Art, Craft & Design provides the student with the opportunity to experience some of the highest forms of human creativity. Art and Design education should engage, inspire and challenge the students, equipping them with the knowledge and skills to experiment, invent and create works of art, craft and design. As they progress they should be able to think critically and develop a more rigorous understanding of Art and Design. They should also know how Art and Design both reflect and shape our history, and contribute to the culture, creativity and the wealth of our nation.
Art and Design allows the students to develop creativity, imagination and confidence: skills that are transferable to every other subject on the school curriculum, and critically, are indispensable in a wide array of jobs. Art and Design has a central role in the pursuit of Science, Technology, Engineering and Mathematics (STEM) subjects, encouraging innovation, analysis and evaluation – skills that are undoubtedly valuable both in school and well beyond into the workplace.
When the student arrives with us in Year 7 we would expect them to have had artistic experiences from an early age. However to ensure basic skills are embedded we practise all the basic skills such as line, form, shape, colour and scale structured through short activities such as pencil skills, colour mixing and blending and also through looking at the rules of composition within the still-life paintings of the Cubist artists. This allows the more advanced students an opportunity to refine their skills whilst ensuring those who have not had the same opportunities get the chance to experience these initial art experiences and allows all to have a strong understanding of the key skills, terms and media. Within their first year, students will also experience the very tactile process of ceramics from the basic skill of slab rolling and decoration, this work is developed through their research of religious artist Fernando Llort.

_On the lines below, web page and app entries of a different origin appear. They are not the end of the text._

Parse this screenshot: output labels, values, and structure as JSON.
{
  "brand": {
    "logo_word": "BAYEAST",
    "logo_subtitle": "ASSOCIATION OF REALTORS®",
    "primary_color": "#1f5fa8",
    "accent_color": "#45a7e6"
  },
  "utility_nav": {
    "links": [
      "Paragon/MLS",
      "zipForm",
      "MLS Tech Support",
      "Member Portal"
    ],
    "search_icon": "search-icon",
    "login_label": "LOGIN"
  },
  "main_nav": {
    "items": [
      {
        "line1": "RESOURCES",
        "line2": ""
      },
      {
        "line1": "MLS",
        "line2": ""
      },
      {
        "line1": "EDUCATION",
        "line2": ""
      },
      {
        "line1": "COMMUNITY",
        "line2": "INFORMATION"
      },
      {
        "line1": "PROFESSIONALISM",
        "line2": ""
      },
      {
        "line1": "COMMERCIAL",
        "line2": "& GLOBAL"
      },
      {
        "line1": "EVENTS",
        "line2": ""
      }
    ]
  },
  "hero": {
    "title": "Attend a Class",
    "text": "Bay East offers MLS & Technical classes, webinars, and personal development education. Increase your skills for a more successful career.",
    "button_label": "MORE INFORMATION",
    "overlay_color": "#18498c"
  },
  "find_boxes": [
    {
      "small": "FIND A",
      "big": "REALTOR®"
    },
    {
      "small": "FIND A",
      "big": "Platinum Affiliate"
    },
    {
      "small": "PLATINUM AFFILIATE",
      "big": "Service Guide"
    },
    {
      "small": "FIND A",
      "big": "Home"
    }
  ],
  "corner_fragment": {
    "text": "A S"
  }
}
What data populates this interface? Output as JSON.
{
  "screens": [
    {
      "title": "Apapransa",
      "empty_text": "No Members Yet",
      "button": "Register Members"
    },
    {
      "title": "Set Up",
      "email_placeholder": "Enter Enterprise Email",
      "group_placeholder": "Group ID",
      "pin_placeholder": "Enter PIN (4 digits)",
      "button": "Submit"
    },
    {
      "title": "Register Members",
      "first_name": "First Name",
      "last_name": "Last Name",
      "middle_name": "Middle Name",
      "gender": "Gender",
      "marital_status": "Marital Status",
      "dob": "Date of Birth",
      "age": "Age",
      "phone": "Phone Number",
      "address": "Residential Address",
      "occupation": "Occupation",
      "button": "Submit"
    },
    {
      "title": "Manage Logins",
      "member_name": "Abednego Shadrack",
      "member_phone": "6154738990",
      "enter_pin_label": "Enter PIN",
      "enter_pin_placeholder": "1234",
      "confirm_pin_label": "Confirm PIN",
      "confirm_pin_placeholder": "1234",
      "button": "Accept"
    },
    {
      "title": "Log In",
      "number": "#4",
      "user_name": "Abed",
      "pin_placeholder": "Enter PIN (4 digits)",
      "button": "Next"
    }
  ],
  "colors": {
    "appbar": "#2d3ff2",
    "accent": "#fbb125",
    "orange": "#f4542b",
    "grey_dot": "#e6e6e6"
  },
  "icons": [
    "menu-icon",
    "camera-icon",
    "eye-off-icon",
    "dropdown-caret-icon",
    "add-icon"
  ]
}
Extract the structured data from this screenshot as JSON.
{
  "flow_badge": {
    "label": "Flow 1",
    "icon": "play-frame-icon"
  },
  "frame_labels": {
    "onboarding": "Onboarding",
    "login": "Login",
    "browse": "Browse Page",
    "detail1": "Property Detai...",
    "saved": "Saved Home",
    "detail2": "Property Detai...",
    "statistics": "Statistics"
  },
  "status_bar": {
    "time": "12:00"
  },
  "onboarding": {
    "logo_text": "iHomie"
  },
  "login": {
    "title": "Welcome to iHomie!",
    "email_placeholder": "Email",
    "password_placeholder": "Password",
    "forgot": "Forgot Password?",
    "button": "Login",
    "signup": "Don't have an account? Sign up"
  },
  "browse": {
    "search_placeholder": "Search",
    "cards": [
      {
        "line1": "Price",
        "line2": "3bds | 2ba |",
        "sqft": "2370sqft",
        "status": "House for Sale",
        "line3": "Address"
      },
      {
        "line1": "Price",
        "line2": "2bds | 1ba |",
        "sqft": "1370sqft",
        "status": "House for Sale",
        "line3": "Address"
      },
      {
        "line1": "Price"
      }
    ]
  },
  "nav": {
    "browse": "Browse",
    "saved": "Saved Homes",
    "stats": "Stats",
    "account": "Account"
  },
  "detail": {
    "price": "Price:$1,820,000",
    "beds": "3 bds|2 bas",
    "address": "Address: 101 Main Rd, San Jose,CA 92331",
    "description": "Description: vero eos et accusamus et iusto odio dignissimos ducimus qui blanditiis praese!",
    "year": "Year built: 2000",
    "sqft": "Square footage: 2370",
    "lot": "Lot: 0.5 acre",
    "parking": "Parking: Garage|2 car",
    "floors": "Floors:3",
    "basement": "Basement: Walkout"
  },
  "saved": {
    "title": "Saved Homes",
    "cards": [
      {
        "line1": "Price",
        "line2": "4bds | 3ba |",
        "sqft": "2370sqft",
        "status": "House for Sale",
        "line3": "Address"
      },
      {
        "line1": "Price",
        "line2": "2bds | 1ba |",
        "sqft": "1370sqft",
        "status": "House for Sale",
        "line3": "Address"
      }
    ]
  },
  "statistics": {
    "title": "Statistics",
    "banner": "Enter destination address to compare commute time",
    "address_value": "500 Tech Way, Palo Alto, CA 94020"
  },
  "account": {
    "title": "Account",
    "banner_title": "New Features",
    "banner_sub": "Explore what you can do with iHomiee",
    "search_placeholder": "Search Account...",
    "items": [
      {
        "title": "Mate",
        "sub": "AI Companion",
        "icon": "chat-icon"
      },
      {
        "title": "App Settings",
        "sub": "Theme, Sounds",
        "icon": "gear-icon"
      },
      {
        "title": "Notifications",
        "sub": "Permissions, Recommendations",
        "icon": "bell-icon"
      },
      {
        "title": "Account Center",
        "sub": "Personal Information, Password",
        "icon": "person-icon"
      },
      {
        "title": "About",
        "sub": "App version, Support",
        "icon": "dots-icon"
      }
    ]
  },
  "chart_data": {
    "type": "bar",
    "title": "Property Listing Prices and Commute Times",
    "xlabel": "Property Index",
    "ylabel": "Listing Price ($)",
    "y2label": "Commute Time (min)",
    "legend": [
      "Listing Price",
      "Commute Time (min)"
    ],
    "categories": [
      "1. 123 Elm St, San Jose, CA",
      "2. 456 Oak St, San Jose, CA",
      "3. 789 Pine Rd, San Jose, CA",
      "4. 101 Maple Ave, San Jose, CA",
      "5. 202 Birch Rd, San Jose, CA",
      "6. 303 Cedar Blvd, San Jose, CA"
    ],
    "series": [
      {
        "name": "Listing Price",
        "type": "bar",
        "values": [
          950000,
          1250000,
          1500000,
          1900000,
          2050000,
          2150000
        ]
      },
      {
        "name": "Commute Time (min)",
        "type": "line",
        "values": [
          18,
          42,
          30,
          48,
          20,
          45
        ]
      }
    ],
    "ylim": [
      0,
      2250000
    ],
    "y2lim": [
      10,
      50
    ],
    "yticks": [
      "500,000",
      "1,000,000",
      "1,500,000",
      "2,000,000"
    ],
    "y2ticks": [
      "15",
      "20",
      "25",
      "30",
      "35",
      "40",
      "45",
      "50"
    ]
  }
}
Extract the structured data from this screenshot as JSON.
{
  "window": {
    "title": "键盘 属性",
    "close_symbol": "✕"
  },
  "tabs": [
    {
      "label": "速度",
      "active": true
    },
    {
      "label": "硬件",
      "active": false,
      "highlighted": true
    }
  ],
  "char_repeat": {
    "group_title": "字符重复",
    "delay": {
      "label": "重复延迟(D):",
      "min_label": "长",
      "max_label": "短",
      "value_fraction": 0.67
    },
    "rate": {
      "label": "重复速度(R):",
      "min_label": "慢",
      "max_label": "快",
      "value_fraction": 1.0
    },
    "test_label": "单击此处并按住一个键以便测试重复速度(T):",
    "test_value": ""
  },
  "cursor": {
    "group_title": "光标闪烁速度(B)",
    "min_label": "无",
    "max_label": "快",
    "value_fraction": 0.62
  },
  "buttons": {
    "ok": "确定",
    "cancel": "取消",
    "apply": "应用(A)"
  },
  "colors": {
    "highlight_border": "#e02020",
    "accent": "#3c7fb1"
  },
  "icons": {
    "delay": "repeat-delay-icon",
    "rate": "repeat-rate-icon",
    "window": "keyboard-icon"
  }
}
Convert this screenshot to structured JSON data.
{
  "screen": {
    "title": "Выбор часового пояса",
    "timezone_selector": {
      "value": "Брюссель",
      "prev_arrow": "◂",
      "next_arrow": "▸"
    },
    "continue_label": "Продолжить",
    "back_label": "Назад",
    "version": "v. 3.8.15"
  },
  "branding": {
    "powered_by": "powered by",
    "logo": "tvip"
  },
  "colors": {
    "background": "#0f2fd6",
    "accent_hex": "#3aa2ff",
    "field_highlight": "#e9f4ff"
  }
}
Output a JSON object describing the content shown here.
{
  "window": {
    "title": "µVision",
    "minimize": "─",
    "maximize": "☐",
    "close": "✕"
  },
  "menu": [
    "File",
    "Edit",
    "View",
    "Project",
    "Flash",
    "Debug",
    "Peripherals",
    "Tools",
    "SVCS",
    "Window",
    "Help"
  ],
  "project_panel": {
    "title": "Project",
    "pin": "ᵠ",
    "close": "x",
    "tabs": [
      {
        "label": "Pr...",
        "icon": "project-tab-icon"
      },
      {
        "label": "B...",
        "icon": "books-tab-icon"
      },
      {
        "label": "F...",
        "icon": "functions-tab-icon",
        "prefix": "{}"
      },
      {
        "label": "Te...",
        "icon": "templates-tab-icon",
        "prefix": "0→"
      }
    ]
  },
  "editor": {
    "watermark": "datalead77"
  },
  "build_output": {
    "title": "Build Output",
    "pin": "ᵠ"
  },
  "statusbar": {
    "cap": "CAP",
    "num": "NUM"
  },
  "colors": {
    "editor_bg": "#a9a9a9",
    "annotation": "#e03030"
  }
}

In Year 8 the slab rolling skill is taken further by students’ learning to join the clay in the form of slab pottery, with each student making their own tea-light holder in the form of a house based on their studies of local environment, and an understanding of depth and perspective in art. Within this year students also develop skills in new technologies such as digital photography, editing and digital manipulation techniques. An emphasis is then placed upon presentation, improving drawing skills with a range of media and annotation of work. The final activity in Year 8 is to study an artist and develop an original piece of work in the style of the given artist.
Each of the tasks within Year 7 and 8 are developing confidence, skills and techniques that lead towards an extended task in Year 9. This allows students to employ the skills developed over the first two years and serves as an introduction to the Assessment Objectives that they will follow if they progress to GCSE Art, Craft & Design at Key Stage 4. Ceramics in Year 9 is taught within the Technology rotation and at this stage students will be expected to research and develop a coil pot having looked at examples from Ancient Greece and also the narrative work of contemporary Artist Grayson Perry.
Students who opt to study Art, Craft & Design at GCSE level in Key Stage 4 will then complete two extended tasks which becomes their Portfolio (60% of the total grade), which cover the 4 Assessment Objectives alongside satellite projects which are aimed at strengthening their individuals skills. Students will cover a range of disciplines including fine art, printmaking, digital art and ceramics, which will be assessed by an Externally Set Assignment (40% of the total grade), assigned in Spring term of Year 11. Homework is an opportunity for the students to extend knowledge of their selected artists, improve their skills and finish work to a higher standard.
For further information on the GCSE Art, Craft and Design course please follow the link below:
The Art Department run a weekly Key Stage 3 Art Club after-school which enables the students to: further develop skills studied in class, work on independent projects or complete homework and classwork in a well-equipped Art studio. It is expected that students who wish to attend respect each student’s ability level and interest.
Key Stage 4 students are invited to attend Study Support sessions throughout the year to allow them the opportunity to continue their studies with the support and materials available to encourage success. We also welcome outside visitors into the department to widen the students knowledge and show them how Art can lead them on to a broad range of career paths. In recent years we have welcomed visiting ceramic artists and puppet makers into the departments, and created links with UCLan and their student ambassadors to allow our students to work with post-graduate photography students and also to visit their studios.
In a student’s time studying Art it is hoped they will have taken every opportunity to learn, experience and fully involve themselves within Art and Design. This may be a subject that directly allows them to access higher education within the arts or perhaps indirectly equips the student with the skills required to pursue a career in Science, Technology, Engineering and Mathematics (STEM) subjects, encouraging innovation, analysis and evaluation – skills that are undoubtedly valuable in school, college and well beyond into the workplace. With an estimated 2 million jobs – 75 per cent of them outside London – the UK’s creative industries are developing new jobs faster than other sectors despite record employment in the UK economy as a whole. It‘s our job here at Christ the King Catholic High School to ensure all of our students receive the skills required if this is the field they wish to pursue as a career.